On ‘Between The Country,’ people die, and the light of the world is clouded out by the gloom of hard times, broken hearts, and unsettled minds. But there’s also a strange comfort to Ian Noe’s music, with the stories of tough times and tragic characters resetting one’s perspective on many of the silly concerns of much of modern life.
If you’re a closet fan of the kitschy country songs of Kacey Musgraves, or the unabashed attitude of Maddie & Tae, but just wish it could all be a little more country and organic, the Steel Blossoms have bloomed just for you. Their self-titled album released on Billy Jam Records gives you a lot to unpack in 10 songs.
One sector of country music’s history woefully under-represented by younger artists looking to preserve a specific discipline is the late 60’s, early 70’s style of folk country. Dee White is just now reaching his 20’s, but an old soul comes welling up through the 10 songs of his debut album, ‘Southern Gentleman.’
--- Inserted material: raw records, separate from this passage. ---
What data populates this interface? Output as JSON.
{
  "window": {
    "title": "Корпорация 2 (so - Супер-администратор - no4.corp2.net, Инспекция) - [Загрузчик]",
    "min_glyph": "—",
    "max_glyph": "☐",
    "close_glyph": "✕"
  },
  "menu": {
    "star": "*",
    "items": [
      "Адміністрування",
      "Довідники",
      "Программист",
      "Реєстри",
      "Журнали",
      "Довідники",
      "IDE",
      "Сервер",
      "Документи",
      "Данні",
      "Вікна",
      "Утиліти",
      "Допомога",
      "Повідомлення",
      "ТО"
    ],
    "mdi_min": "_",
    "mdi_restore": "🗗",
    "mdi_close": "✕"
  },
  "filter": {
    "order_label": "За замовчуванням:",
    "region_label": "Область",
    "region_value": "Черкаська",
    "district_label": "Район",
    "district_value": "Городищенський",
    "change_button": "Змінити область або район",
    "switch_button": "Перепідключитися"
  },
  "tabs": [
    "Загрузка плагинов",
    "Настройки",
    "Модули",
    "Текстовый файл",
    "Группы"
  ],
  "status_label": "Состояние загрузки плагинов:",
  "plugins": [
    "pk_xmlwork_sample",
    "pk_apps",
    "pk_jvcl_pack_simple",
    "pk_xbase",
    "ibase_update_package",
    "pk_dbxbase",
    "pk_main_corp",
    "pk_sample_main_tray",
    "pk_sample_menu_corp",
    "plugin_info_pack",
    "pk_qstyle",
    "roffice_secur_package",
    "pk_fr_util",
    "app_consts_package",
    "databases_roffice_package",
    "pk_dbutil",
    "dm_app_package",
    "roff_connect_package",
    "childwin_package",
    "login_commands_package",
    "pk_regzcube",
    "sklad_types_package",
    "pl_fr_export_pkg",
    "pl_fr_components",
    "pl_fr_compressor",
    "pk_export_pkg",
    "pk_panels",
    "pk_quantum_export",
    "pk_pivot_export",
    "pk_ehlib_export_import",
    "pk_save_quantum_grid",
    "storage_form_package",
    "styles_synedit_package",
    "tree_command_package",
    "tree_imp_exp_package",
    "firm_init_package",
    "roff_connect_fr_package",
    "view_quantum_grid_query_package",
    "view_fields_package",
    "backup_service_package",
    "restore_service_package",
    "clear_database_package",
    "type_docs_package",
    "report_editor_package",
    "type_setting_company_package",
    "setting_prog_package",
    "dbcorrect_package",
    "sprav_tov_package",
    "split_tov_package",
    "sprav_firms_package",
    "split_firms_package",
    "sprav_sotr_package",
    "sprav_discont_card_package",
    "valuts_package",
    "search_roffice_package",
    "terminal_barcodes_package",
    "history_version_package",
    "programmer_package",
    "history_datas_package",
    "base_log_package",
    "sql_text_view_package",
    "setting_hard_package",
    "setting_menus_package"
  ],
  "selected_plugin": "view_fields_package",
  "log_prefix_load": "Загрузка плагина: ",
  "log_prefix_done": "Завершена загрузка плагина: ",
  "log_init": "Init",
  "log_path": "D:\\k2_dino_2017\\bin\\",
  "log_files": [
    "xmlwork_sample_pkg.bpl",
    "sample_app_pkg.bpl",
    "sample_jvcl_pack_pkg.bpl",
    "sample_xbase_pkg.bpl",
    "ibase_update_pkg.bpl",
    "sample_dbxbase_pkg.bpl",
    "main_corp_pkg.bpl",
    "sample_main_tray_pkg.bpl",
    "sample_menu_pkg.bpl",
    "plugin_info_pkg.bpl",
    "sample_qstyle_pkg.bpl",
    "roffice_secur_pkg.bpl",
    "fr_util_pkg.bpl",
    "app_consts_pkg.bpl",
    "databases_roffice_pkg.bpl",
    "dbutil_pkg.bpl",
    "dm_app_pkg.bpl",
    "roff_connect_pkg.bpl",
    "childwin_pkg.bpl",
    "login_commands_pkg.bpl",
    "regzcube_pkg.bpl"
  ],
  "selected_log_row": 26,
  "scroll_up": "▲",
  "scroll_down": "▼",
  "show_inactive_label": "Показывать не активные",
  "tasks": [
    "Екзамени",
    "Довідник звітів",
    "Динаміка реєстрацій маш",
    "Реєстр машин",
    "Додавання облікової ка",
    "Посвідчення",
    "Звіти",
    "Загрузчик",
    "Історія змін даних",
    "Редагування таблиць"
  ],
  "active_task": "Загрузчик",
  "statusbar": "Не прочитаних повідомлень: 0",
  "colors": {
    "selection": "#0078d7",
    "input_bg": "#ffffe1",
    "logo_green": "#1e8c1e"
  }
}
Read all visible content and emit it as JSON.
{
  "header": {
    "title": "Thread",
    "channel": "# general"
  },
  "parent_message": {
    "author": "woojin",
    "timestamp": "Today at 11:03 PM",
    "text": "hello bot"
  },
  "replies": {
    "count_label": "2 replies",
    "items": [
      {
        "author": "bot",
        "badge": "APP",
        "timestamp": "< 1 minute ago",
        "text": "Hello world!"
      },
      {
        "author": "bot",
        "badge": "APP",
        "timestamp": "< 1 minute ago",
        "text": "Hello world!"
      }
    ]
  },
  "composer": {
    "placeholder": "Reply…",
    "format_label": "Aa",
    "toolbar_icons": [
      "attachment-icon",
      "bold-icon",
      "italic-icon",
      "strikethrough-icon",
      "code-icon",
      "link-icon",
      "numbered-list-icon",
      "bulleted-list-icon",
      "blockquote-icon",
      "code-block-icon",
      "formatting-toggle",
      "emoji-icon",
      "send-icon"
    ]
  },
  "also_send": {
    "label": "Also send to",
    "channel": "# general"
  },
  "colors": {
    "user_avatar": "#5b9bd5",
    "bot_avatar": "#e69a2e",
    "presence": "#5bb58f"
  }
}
Hank Williams III once said, “The older you sound, the more punk you’re being.” If that’s the case, then Rhiannon Giddens is the Johnny Rotten of folk music. The purpose of her latest record is to trace the lineage of traditional music back so far, the differences in expressions, vocal cadence, rhythm, and mood are almost imperceptible.
If you really want to test your mettle as a country music fan, if you’re one who thinks they can handle songs of heartbreak one after another like shots of Jack lined up across the bar, if you want to put your emotional capacity through the paces and stress test your country music heart, Matt Carson’s ‘No Regrets’ is the album for you.
The allure of the man behind the mask making music under the name Orville Peck has become the talk of much of independent country music and Americana lately, with critics and fans alike swooning over his mod-styled moody music mixed with Western imagery. Most certainly what this man is doing is unique.
Mint Condition will be favored by those who’ve rooted for Caroline Spence for years now and hoping for this moment she’s been finally afforded, while also being a worthy introductory point for a wider audience by displaying just the kind of incredible talent waiting to be discovered within country and roots music’s independent realm.
Don’t count yourself in the minority if you saw that Toby Keith released a mess of new tour dates in late April calling them the “That’s Country Bro!” tour and wondered just what the hell he was trying to say. Was Toby Keith piggy backing off the whole Bro-Country movement that even the most liberal […]
All the people of country music, rejoice that despite all the woes about whatever is supposedly endangering the genre on a given day, in the hearts of gifted entertainers still lies such incredible passion and talent for this music, it has the ability to make the spine tingle, the heart swoon, and the mind spark like the first time you heard country.
Talk of train robbery isn’t just for marketing purposes here. Tylor Ketchum is direct kin with Tom “Black Jack” Ketchum, who was a notorious train robber originally from Texas. But as opposed to Outlaw country, the best way to describe the sound of Tylor & the Train Robbers would be a version of Texas or Red Dirt country.
Randy Rogers is the master of making songs that immediately sit well in your heart and soul, and are hard to shake. It’s not just the melody construction, it’s the stimulation of memory with relatable moments that make a Randy Rogers Band song so easy to warm up to, and so hard to not hum along with.